The motif on 4 shafts (drawdown #8) resembles the square pattern block at the bottom of the 6 shaft drawdown (#7). I thought it should be possible to make it look more like the diamond, the first motif, by simply re-arranging the treadling of the blocks. Here is that option:



With the drawdowns complete is time to analyze them.

Looking at the threading, this, too, is a modification of huck. In drawdown #6 of the huck, we see that the two block threadings are: 1, 2, 1, 2, 1 and 4, 3, 4, 3, 4. Here Edna Olsen Healy has reduced the classical 5-thread block of huck to 4 threads. The tie-up is different because my tie-up is for rising shed, to match Funk’s drawdown (drawdown #1), while Healy used a sinking shed (drawdown #8). But here is the drawdown for a rising shed:



As I was working through these possibilities, a book called To Weave the Swedish Way was about to be published. Reserving the book pre-publication allowed me to get it here rather quickly. The book is great for beginning weavers, with basic information and lots of projects to weave. But in the midst of it, there is droppdräll, or huckaback. The authors are Adrianna Funk and Miriam Parkman. Funk is the same author whose information started this search, but now she is no longer calling it Bronson Lace, but huck! Maybe Ms. Parkman is a better translator.

But the drawdown for this huck is basically the same as the first drawdown in this blog, from Funk’s website, with double shots to make the double floats.
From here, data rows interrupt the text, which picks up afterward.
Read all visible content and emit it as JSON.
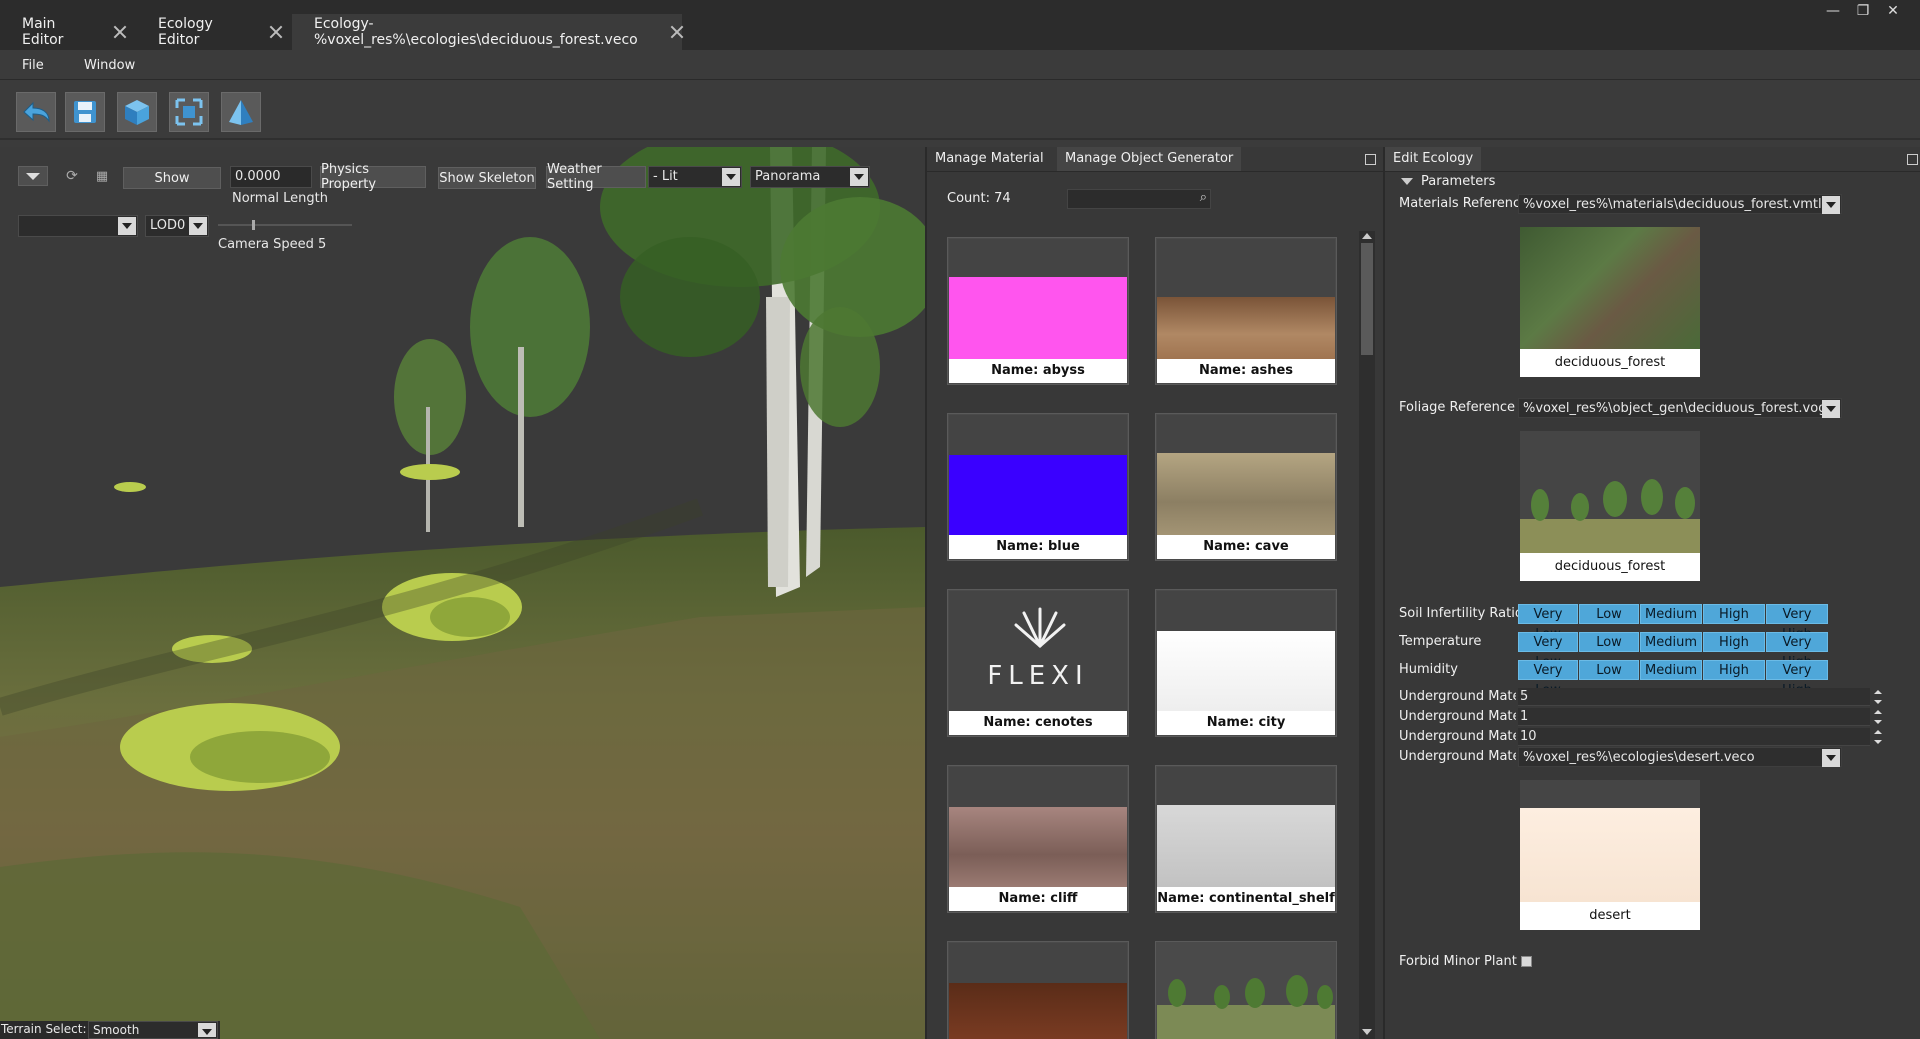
{
  "tabs": [
    {
      "label": "Main Editor",
      "active": false
    },
    {
      "label": "Ecology Editor",
      "active": false
    },
    {
      "label": "Ecology-%voxel_res%\\ecologies\\deciduous_forest.veco",
      "active": true
    }
  ],
  "window_controls": {
    "minimize": "—",
    "restore": "❐",
    "close": "✕"
  },
  "menu": [
    "File",
    "Window"
  ],
  "toolbar": [
    "undo-icon",
    "save-icon",
    "cube-icon",
    "frame-select-icon",
    "pyramid-icon"
  ],
  "viewport": {
    "show_label": "Show",
    "normal_length_value": "0.0000",
    "normal_length_label": "Normal Length",
    "physics_property_label": "Physics Property",
    "show_skeleton_label": "Show Skeleton",
    "weather_setting_label": "Weather Setting",
    "lit_select": "- Lit",
    "panorama_select": "Panorama",
    "lod_select": "LOD0",
    "first_select": "",
    "camera_speed_label": "Camera Speed 5",
    "terrain_select_label": "Terrain Select:",
    "terrain_select_value": "Smooth"
  },
  "material_panel": {
    "tab_manage_material": "Manage Material",
    "tab_manage_object_generator": "Manage Object Generator",
    "count_label": "Count: 74",
    "search_value": "",
    "items": [
      {
        "name": "Name: abyss",
        "color": "#ff55ee"
      },
      {
        "name": "Name: ashes",
        "color": "#a0704f"
      },
      {
        "name": "Name: blue",
        "color": "#3a00ff"
      },
      {
        "name": "Name: cave",
        "color": "#9a8c70"
      },
      {
        "name": "Name: cenotes",
        "color": "#444444",
        "logo": "FLEXI"
      },
      {
        "name": "Name: city",
        "color": "#f2f2f2"
      },
      {
        "name": "Name: cliff",
        "color": "#8c6a66"
      },
      {
        "name": "Name: continental_shelf",
        "color": "#d0d0d0"
      },
      {
        "name": "",
        "color": "#6b3520"
      },
      {
        "name": "",
        "color": "#7c8a55"
      }
    ]
  },
  "eco_panel": {
    "title": "Edit Ecology",
    "section": "Parameters",
    "materials_reference_label": "Materials Reference",
    "materials_reference_value": "%voxel_res%\\materials\\deciduous_forest.vmtl",
    "materials_preview_caption": "deciduous_forest",
    "foliage_reference_label": "Foliage Reference",
    "foliage_reference_value": "%voxel_res%\\object_gen\\deciduous_forest.vog",
    "foliage_preview_caption": "deciduous_forest",
    "levels": [
      "Very Low",
      "Low",
      "Medium",
      "High",
      "Very High"
    ],
    "soil_infertility_label": "Soil Infertility Ratio",
    "temperature_label": "Temperature",
    "humidity_label": "Humidity",
    "underground_rows": [
      {
        "label": "Underground Material Depth",
        "value": "5"
      },
      {
        "label": "Underground Material Count",
        "value": "1"
      },
      {
        "label": "Underground Material Scale",
        "value": "10"
      }
    ],
    "underground_ecology_label": "Underground Material",
    "underground_ecology_value": "%voxel_res%\\ecologies\\desert.veco",
    "desert_preview_caption": "desert",
    "forbid_minor_plant_label": "Forbid Minor Plant"
  }
}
The amount of plain weave between the blocks is the only difference in the book version.

So, according to Funk and Parkman, droppdräll is huck, albeit modified, and “Lily droppdräll” another modification. I had come full circle.
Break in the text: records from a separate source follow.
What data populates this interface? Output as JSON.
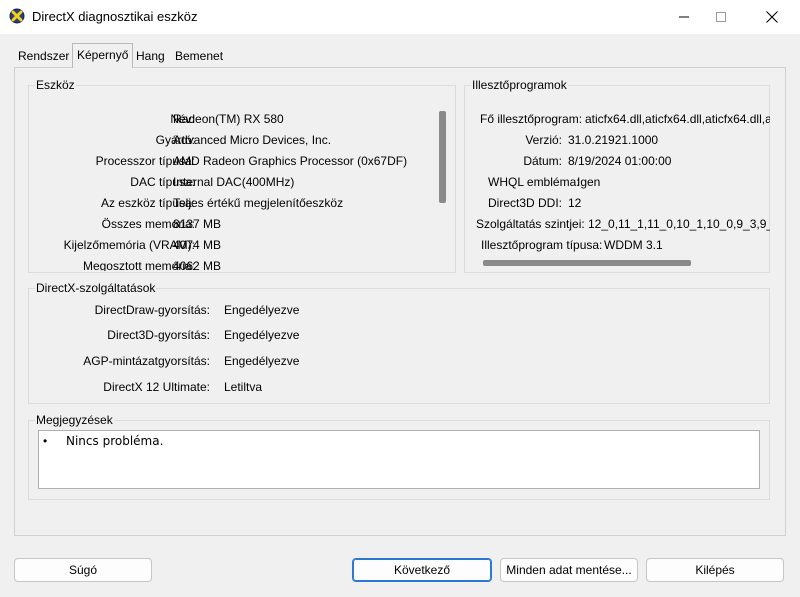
{
  "window": {
    "title": "DirectX diagnosztikai eszköz"
  },
  "tabs": [
    "Rendszer",
    "Képernyő",
    "Hang",
    "Bemenet"
  ],
  "active_tab": "Képernyő",
  "device": {
    "title": "Eszköz",
    "rows": [
      {
        "label": "Név:",
        "value": "Radeon(TM) RX 580"
      },
      {
        "label": "Gyártó:",
        "value": "Advanced Micro Devices, Inc."
      },
      {
        "label": "Processzor típusa:",
        "value": "AMD Radeon Graphics Processor (0x67DF)"
      },
      {
        "label": "DAC típusa:",
        "value": "Internal DAC(400MHz)"
      },
      {
        "label": "Az eszköz típusa:",
        "value": "Teljes értékű megjelenítőeszköz"
      },
      {
        "label": "Összes memória:",
        "value": "8137 MB"
      },
      {
        "label": "Kijelzőmemória (VRAM):",
        "value": "4074 MB"
      },
      {
        "label": "Megosztott memória:",
        "value": "4062 MB"
      }
    ]
  },
  "drivers": {
    "title": "Illesztőprogramok",
    "rows": [
      {
        "label": "Fő illesztőprogram:",
        "value": "aticfx64.dll,aticfx64.dll,aticfx64.dll,a"
      },
      {
        "label": "Verzió:",
        "value": "31.0.21921.1000"
      },
      {
        "label": "Dátum:",
        "value": "8/19/2024 01:00:00"
      },
      {
        "label": "WHQL embléma:",
        "value": "Igen"
      },
      {
        "label": "Direct3D DDI:",
        "value": "12"
      },
      {
        "label": "Szolgáltatás szintjei:",
        "value": "12_0,11_1,11_0,10_1,10_0,9_3,9_"
      },
      {
        "label": "Illesztőprogram típusa:",
        "value": "WDDM 3.1"
      }
    ]
  },
  "dx_features": {
    "title": "DirectX-szolgáltatások",
    "rows": [
      {
        "label": "DirectDraw-gyorsítás:",
        "value": "Engedélyezve"
      },
      {
        "label": "Direct3D-gyorsítás:",
        "value": "Engedélyezve"
      },
      {
        "label": "AGP-mintázatgyorsítás:",
        "value": "Engedélyezve"
      },
      {
        "label": "DirectX 12 Ultimate:",
        "value": "Letiltva"
      }
    ]
  },
  "notes": {
    "title": "Megjegyzések",
    "bullet": "•",
    "items": [
      "Nincs probléma."
    ]
  },
  "buttons": {
    "help": "Súgó",
    "next": "Következő",
    "save_all": "Minden adat mentése...",
    "exit": "Kilépés"
  },
  "icons": {
    "app": "directx-icon",
    "minimize": "minimize-icon",
    "maximize": "maximize-icon",
    "close": "close-icon"
  }
}
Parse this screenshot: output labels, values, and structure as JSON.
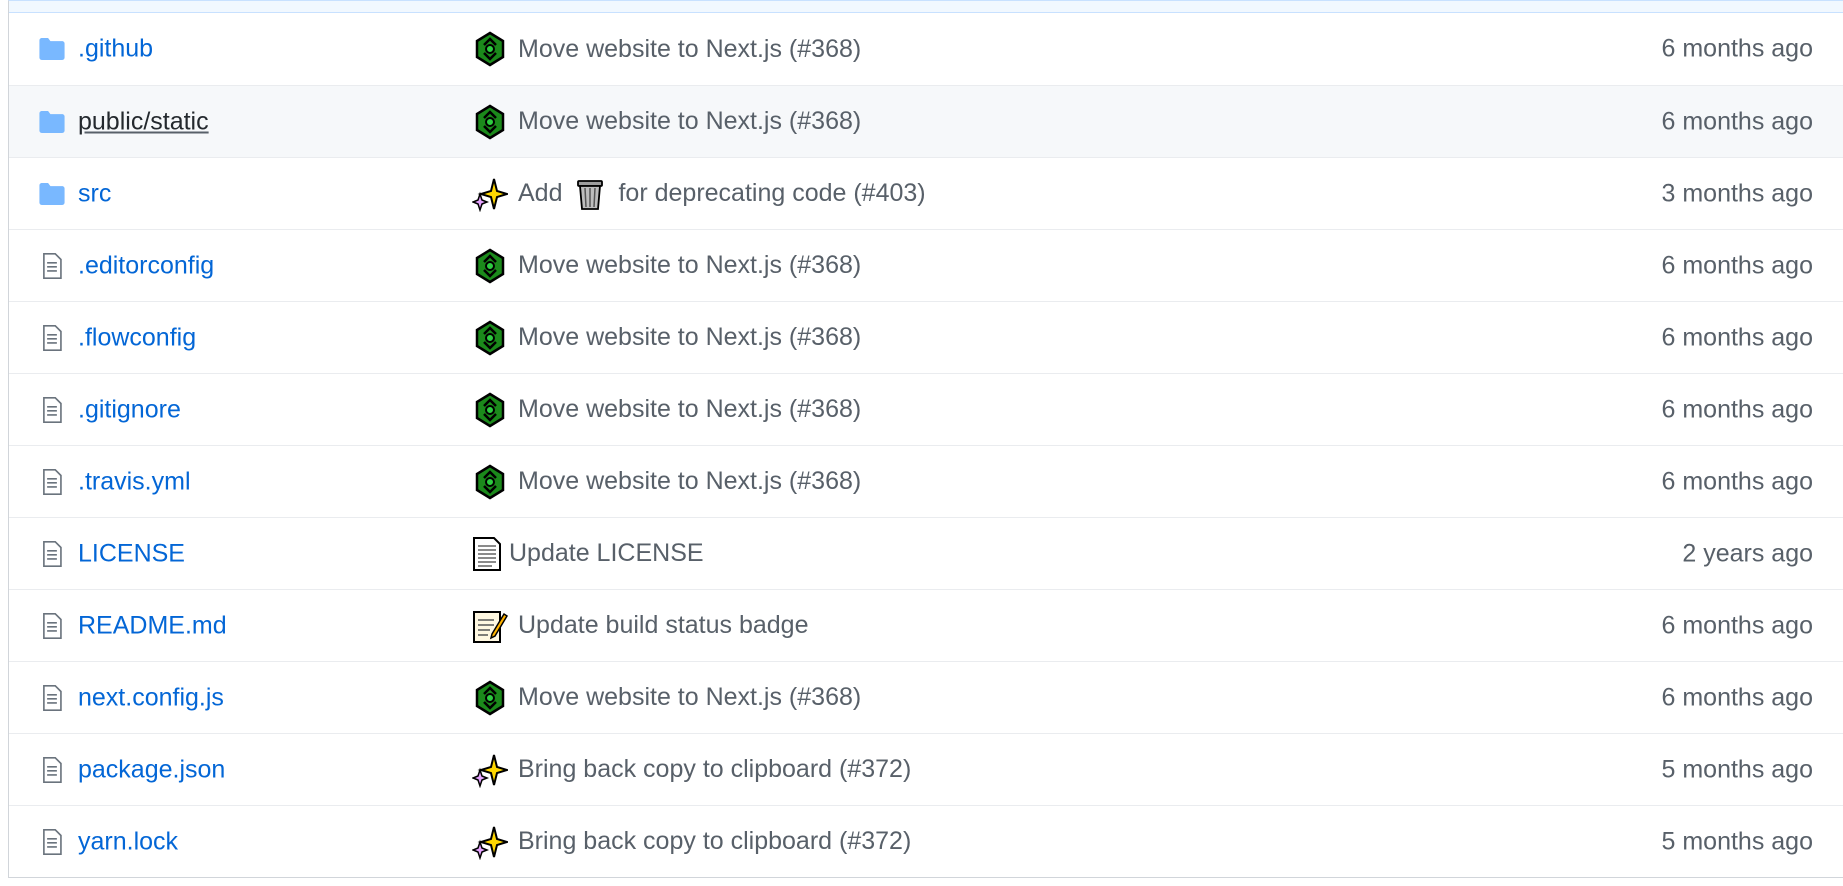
{
  "files": [
    {
      "type": "folder",
      "name": ".github",
      "emoji": "recycle-icon",
      "message": "Move website to Next.js (#368)",
      "age": "6 months ago"
    },
    {
      "type": "folder",
      "name": "public/static",
      "emoji": "recycle-icon",
      "message": "Move website to Next.js (#368)",
      "age": "6 months ago"
    },
    {
      "type": "folder",
      "name": "src",
      "emoji": "sparkles-icon",
      "message_before": "Add",
      "inline_emoji": "wastebasket-icon",
      "message_after": "for deprecating code (#403)",
      "age": "3 months ago"
    },
    {
      "type": "file",
      "name": ".editorconfig",
      "emoji": "recycle-icon",
      "message": "Move website to Next.js (#368)",
      "age": "6 months ago"
    },
    {
      "type": "file",
      "name": ".flowconfig",
      "emoji": "recycle-icon",
      "message": "Move website to Next.js (#368)",
      "age": "6 months ago"
    },
    {
      "type": "file",
      "name": ".gitignore",
      "emoji": "recycle-icon",
      "message": "Move website to Next.js (#368)",
      "age": "6 months ago"
    },
    {
      "type": "file",
      "name": ".travis.yml",
      "emoji": "recycle-icon",
      "message": "Move website to Next.js (#368)",
      "age": "6 months ago"
    },
    {
      "type": "file",
      "name": "LICENSE",
      "emoji": "page-icon",
      "message": "Update LICENSE",
      "age": "2 years ago"
    },
    {
      "type": "file",
      "name": "README.md",
      "emoji": "memo-icon",
      "message": "Update build status badge",
      "age": "6 months ago"
    },
    {
      "type": "file",
      "name": "next.config.js",
      "emoji": "recycle-icon",
      "message": "Move website to Next.js (#368)",
      "age": "6 months ago"
    },
    {
      "type": "file",
      "name": "package.json",
      "emoji": "sparkles-icon",
      "message": "Bring back copy to clipboard (#372)",
      "age": "5 months ago"
    },
    {
      "type": "file",
      "name": "yarn.lock",
      "emoji": "sparkles-icon",
      "message": "Bring back copy to clipboard (#372)",
      "age": "5 months ago"
    }
  ],
  "colors": {
    "link": "#0366d6",
    "muted": "#586069",
    "folder_icon": "#79b8ff",
    "hover_row": "#f6f8fa"
  }
}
There must be a revival of Swedish weaving, because I read a review in the current issue of Shuttle Spindle & Dyepot of a book called The Weaving Handbook by Åsa Pärson and Amica Sunderström. I am grateful for the review and Tracy Kaestner who reviewed it because, from the title, I would not have guessed that the book is on Swedish weaving. But it is! Droppdräll is huck, no question about it.
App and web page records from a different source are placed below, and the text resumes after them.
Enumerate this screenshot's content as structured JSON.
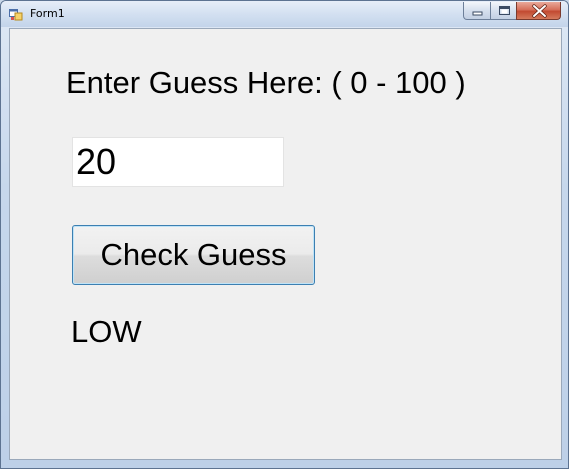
{
  "window": {
    "title": "Form1",
    "icons": {
      "app": "form-app-icon",
      "minimize": "minimize-icon",
      "maximize": "maximize-icon",
      "close": "close-icon"
    }
  },
  "form": {
    "prompt_label": "Enter Guess Here: ( 0 - 100 )",
    "guess_value": "20",
    "check_button_label": "Check Guess",
    "result_label": "LOW"
  },
  "colors": {
    "client_background": "#f0f0f0",
    "button_border": "#3c7fb1",
    "close_button": "#c24a31"
  }
}
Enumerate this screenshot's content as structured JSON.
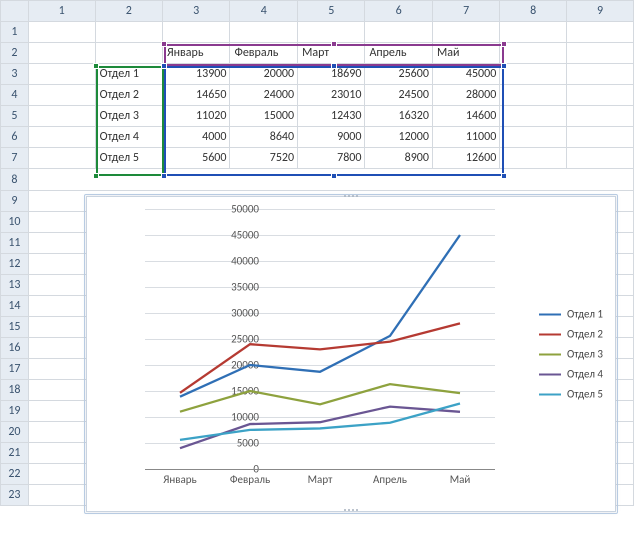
{
  "sheet": {
    "col_headers": [
      "1",
      "2",
      "3",
      "4",
      "5",
      "6",
      "7",
      "8",
      "9"
    ],
    "row_headers": [
      "1",
      "2",
      "3",
      "4",
      "5",
      "6",
      "7",
      "8",
      "9",
      "10",
      "11",
      "12",
      "13",
      "14",
      "15",
      "16",
      "17",
      "18",
      "19",
      "20",
      "21",
      "22",
      "23"
    ],
    "table": {
      "months": [
        "Январь",
        "Февраль",
        "Март",
        "Апрель",
        "Май"
      ],
      "rows": [
        {
          "label": "Отдел 1",
          "vals": [
            "13900",
            "20000",
            "18690",
            "25600",
            "45000"
          ]
        },
        {
          "label": "Отдел 2",
          "vals": [
            "14650",
            "24000",
            "23010",
            "24500",
            "28000"
          ]
        },
        {
          "label": "Отдел 3",
          "vals": [
            "11020",
            "15000",
            "12430",
            "16320",
            "14600"
          ]
        },
        {
          "label": "Отдел 4",
          "vals": [
            "4000",
            "8640",
            "9000",
            "12000",
            "11000"
          ]
        },
        {
          "label": "Отдел 5",
          "vals": [
            "5600",
            "7520",
            "7800",
            "8900",
            "12600"
          ]
        }
      ]
    }
  },
  "chart_data": {
    "type": "line",
    "x": [
      "Январь",
      "Февраль",
      "Март",
      "Апрель",
      "Май"
    ],
    "series": [
      {
        "name": "Отдел 1",
        "color": "#2f6fb5",
        "values": [
          13900,
          20000,
          18690,
          25600,
          45000
        ]
      },
      {
        "name": "Отдел 2",
        "color": "#b53a32",
        "values": [
          14650,
          24000,
          23010,
          24500,
          28000
        ]
      },
      {
        "name": "Отдел 3",
        "color": "#8ea23e",
        "values": [
          11020,
          15000,
          12430,
          16320,
          14600
        ]
      },
      {
        "name": "Отдел 4",
        "color": "#6a5693",
        "values": [
          4000,
          8640,
          9000,
          12000,
          11000
        ]
      },
      {
        "name": "Отдел 5",
        "color": "#3ca2c6",
        "values": [
          5600,
          7520,
          7800,
          8900,
          12600
        ]
      }
    ],
    "ylim": [
      0,
      50000
    ],
    "ystep": 5000,
    "xlabel": "",
    "ylabel": "",
    "title": ""
  },
  "legend_label_prefix": "Отдел "
}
The Weaving Handbook is wonderful for the details. It explains briefly how floats are derived from plain weave, which is the way I like to think of lacey weaves. Furthermore, there are lots of treadling variations, some on four, others on more shafts. As we know, the difference between huck and huck lace blurs with more shafts, but I like to think of huck lace as a treadling variation of huck.

Did I waste my time by re-discovering the wheel? I don’t think so, although my search started because of a misnomer. But in thinking this through, I have re-learned to be careful of what names people give to weaves. All of the structures discussed here can be classified as Emory’s float weaves derived from plain weave, also called rectangular float weaves: two interlacing elements forming rectangular blocks. I will be presenting a seminar at Convergence™ discussing rectangular float weaves.

I learned lots about droppdräll / huck variations which I plan to weave. I am hoping to post the samples in a future blog. And that will include not only all of those above, but this one which piqued my curiosity, using three shafts:



Try droppdräll, I mean huck!

If you want to learn more, come to my seminar at Convergence®, I would love to see you there!

Happy weaving!